[Required action] Restate all entries exactly.

*** Dataset excerpts ***

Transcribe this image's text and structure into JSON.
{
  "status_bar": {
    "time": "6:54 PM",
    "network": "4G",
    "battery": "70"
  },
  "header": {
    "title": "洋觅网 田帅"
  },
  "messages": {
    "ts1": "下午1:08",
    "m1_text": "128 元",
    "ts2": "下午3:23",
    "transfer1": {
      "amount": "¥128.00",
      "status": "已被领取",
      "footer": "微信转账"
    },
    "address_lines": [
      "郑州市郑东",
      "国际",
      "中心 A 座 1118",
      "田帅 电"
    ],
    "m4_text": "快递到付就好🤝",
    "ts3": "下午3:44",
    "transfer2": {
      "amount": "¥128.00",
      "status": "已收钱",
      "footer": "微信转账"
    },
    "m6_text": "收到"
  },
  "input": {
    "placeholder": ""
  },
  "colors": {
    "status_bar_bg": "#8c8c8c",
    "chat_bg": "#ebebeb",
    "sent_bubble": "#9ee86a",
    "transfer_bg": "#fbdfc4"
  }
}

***

[Output for this exercise]
Transcribe this image's text and structure into JSON.
{
  "status_bar": {
    "time": "6:54 PM",
    "network": "4G",
    "battery": "70"
  },
  "header": {
    "title": "洋觅网 田帅"
  },
  "messages": {
    "ts1": "下午1:08",
    "m1_text": "128 元",
    "ts2": "下午3:23",
    "transfer1": {
      "amount": "¥128.00",
      "status": "已被领取",
      "footer": "微信转账"
    },
    "address_lines": [
      "郑州市郑东",
      "国际",
      "中心 A 座 1118",
      "田帅 电"
    ],
    "m4_text": "快递到付就好🤝",
    "ts3": "下午3:44",
    "transfer2": {
      "amount": "¥128.00",
      "status": "已收钱",
      "footer": "微信转账"
    },
    "m6_text": "收到"
  },
  "input": {
    "placeholder": ""
  },
  "colors": {
    "status_bar_bg": "#8c8c8c",
    "chat_bg": "#ebebeb",
    "sent_bubble": "#9ee86a",
    "transfer_bg": "#fbdfc4"
  }
}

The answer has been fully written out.